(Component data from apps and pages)

----

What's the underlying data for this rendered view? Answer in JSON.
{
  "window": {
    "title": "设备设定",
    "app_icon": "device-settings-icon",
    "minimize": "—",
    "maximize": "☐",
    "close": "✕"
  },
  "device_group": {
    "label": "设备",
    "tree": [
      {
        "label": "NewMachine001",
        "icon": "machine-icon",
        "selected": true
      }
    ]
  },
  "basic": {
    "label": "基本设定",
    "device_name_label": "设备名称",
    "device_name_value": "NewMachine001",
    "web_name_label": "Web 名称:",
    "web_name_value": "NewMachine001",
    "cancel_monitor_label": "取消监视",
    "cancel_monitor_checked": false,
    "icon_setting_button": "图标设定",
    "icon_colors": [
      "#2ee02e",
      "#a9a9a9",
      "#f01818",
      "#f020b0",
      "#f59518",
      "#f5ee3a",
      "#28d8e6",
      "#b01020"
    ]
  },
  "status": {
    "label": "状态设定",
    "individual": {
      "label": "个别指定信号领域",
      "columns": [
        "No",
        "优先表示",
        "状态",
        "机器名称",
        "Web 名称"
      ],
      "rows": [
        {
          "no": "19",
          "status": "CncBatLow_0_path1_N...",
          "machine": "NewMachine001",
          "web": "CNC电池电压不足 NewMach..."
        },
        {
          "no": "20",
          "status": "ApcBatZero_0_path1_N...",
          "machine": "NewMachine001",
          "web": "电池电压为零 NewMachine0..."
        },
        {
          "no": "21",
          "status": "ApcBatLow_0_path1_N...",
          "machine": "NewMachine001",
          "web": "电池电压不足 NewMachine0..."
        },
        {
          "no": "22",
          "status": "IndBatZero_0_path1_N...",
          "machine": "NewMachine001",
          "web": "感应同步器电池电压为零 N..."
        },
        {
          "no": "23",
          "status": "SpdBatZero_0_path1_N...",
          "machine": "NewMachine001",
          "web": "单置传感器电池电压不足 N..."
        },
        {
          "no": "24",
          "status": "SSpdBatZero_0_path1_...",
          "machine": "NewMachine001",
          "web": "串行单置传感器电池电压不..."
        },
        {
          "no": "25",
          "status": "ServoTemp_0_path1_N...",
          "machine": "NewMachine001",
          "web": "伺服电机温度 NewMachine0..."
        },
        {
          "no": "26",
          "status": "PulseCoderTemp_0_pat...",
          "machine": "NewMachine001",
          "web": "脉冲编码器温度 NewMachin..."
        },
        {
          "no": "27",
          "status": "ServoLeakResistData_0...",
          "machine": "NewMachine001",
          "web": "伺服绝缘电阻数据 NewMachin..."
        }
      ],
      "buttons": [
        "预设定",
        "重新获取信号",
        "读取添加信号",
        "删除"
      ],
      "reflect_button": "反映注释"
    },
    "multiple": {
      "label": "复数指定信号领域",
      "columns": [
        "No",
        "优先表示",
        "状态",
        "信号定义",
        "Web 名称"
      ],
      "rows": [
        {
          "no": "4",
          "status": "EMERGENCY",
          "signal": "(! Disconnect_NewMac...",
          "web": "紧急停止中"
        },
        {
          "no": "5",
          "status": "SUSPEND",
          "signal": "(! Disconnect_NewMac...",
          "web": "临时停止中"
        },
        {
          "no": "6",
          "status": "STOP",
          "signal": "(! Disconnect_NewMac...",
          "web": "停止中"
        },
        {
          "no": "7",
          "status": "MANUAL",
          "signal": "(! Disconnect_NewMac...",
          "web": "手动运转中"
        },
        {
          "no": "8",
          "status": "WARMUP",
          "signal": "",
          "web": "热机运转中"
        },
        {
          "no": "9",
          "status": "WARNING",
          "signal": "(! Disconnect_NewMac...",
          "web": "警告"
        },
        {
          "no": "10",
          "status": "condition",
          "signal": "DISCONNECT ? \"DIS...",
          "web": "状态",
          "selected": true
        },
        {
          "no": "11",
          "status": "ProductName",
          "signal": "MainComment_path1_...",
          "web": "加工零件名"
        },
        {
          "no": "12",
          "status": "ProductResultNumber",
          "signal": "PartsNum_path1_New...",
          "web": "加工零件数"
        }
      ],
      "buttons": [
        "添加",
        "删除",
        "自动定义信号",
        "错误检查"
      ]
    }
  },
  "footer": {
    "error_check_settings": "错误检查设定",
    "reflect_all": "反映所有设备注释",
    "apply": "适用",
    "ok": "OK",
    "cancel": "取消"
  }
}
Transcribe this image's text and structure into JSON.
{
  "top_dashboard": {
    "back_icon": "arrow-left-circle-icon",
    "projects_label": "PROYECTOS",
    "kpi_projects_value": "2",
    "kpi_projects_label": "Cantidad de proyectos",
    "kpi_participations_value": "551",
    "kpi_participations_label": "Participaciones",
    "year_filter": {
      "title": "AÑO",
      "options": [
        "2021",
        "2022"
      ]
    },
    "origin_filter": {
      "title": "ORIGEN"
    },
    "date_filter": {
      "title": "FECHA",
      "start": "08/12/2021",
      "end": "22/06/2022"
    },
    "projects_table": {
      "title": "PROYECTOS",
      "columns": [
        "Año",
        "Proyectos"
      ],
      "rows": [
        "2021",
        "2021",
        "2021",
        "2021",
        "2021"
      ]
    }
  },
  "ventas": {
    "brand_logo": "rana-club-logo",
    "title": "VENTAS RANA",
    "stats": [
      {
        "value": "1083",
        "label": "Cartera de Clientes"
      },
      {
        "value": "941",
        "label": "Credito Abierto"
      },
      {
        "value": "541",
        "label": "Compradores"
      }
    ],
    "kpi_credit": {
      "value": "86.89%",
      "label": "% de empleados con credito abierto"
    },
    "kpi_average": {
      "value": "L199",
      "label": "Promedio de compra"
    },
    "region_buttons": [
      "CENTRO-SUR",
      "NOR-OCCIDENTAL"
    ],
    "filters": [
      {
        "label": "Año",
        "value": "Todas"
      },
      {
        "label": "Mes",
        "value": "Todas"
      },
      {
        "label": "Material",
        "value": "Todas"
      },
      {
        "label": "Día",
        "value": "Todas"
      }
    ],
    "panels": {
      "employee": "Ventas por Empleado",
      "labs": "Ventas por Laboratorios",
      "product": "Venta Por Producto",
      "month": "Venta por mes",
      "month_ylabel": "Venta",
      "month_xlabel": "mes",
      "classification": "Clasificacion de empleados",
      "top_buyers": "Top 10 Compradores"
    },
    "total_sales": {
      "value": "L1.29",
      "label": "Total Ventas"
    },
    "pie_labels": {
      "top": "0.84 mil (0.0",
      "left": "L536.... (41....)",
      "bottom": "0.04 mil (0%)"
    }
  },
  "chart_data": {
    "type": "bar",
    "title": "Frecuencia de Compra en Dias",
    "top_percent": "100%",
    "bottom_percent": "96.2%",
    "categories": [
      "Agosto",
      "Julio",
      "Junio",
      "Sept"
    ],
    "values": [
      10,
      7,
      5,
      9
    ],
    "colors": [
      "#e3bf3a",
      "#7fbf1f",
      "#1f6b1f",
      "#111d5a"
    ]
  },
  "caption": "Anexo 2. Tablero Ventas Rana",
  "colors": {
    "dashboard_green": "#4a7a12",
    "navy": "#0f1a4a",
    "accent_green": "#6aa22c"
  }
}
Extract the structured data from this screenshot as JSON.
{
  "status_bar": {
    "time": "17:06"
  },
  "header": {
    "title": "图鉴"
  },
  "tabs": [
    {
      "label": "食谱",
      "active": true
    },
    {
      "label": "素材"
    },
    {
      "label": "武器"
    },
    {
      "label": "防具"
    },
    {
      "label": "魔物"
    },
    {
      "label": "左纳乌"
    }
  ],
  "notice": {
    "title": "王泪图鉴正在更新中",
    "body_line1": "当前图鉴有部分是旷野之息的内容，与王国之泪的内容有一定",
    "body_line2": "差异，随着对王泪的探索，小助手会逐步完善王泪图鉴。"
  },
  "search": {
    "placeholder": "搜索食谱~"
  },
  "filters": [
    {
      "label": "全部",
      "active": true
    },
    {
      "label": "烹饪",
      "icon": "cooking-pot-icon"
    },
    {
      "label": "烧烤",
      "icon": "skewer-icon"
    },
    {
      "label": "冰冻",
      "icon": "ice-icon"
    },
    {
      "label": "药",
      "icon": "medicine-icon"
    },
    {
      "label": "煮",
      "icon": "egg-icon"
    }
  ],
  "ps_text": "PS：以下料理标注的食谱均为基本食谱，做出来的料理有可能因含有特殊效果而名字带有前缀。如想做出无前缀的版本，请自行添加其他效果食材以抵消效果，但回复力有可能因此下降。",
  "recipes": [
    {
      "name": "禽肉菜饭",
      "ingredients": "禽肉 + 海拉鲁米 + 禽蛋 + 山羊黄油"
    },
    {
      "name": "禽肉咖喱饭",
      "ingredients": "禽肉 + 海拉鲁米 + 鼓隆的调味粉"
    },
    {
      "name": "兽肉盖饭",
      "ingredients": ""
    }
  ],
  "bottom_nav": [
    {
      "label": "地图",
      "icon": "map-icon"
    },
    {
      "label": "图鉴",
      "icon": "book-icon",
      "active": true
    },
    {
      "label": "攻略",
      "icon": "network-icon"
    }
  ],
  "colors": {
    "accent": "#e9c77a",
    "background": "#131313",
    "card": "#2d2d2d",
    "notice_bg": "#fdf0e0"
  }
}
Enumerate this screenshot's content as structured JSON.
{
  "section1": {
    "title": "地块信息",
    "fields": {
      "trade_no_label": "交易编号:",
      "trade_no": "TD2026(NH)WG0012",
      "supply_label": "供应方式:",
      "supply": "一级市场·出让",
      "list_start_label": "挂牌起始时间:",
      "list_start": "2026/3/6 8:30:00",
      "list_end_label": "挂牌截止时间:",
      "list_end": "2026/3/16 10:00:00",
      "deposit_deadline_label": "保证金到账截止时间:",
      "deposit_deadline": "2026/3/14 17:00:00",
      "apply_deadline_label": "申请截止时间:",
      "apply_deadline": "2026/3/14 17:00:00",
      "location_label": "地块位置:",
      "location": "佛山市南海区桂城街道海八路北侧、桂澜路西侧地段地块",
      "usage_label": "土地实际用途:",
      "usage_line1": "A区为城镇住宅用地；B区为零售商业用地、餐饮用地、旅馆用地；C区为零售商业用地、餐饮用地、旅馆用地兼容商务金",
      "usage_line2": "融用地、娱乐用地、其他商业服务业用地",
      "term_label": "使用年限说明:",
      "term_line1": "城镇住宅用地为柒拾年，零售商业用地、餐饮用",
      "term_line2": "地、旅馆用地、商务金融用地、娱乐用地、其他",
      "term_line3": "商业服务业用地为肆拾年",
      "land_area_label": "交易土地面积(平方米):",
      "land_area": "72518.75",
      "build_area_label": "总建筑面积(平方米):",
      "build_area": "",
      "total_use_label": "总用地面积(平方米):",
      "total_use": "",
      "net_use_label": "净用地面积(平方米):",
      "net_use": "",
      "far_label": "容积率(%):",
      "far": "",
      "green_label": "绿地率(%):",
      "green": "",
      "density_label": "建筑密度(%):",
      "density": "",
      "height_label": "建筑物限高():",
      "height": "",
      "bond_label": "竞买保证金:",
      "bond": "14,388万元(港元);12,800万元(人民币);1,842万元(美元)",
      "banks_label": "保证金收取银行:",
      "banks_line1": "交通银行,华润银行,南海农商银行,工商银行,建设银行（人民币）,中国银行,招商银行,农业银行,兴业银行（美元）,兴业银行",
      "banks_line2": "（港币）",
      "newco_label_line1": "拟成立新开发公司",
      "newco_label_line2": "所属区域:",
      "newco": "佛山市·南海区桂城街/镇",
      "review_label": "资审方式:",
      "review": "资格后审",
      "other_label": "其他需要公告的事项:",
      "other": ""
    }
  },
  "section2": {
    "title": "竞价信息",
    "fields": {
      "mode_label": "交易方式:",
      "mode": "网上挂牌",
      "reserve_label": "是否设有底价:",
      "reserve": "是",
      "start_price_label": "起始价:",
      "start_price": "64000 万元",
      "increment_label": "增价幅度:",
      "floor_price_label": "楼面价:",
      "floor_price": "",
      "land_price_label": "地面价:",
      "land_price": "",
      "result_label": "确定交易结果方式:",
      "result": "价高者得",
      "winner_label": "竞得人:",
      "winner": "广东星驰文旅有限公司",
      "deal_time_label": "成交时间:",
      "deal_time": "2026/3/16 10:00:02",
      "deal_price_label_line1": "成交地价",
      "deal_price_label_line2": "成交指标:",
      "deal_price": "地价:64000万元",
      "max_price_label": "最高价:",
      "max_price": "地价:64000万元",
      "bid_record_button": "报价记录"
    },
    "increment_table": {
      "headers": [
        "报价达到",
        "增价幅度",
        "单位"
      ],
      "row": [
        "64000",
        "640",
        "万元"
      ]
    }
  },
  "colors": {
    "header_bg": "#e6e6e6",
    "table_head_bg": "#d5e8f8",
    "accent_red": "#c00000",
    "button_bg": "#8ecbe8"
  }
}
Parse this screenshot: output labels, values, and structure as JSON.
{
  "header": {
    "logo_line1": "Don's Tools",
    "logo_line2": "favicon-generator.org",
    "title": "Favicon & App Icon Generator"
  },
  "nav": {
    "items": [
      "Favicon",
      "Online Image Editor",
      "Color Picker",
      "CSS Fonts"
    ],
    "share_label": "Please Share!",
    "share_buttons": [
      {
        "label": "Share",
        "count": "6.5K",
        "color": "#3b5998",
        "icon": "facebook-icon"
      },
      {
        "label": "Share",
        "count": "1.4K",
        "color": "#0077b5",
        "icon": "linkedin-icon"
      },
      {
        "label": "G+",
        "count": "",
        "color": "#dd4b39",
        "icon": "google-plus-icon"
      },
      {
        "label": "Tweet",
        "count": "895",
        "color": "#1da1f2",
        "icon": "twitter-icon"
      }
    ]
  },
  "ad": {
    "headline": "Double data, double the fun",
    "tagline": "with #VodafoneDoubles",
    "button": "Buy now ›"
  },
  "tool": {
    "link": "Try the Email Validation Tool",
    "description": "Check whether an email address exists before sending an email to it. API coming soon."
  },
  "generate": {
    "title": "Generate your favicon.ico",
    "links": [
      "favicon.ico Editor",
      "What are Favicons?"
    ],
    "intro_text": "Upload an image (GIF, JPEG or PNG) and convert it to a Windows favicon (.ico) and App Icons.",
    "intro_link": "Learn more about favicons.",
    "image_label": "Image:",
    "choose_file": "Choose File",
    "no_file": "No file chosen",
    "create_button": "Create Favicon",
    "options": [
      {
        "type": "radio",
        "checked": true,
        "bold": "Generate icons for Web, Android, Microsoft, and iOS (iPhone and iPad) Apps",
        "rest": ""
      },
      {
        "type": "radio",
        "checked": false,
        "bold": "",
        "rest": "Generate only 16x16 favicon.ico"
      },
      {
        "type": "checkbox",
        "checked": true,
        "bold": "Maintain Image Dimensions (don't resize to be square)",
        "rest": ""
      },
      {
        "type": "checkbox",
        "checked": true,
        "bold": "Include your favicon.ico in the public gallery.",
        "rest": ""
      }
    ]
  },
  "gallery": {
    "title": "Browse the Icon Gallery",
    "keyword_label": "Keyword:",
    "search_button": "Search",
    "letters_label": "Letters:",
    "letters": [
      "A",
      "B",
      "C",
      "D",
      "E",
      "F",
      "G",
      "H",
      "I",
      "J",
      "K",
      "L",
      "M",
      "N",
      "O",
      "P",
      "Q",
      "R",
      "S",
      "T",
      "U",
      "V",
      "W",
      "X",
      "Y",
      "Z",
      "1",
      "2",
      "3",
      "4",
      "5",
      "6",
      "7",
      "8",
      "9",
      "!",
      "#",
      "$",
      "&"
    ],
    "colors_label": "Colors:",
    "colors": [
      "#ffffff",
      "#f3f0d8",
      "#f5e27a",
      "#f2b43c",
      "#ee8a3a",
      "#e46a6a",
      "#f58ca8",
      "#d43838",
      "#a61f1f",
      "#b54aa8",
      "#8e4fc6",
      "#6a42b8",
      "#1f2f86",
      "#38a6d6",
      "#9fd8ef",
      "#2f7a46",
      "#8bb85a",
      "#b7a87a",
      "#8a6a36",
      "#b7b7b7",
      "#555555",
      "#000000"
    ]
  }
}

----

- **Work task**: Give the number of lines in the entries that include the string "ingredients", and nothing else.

- **Solution to this exercise**: 3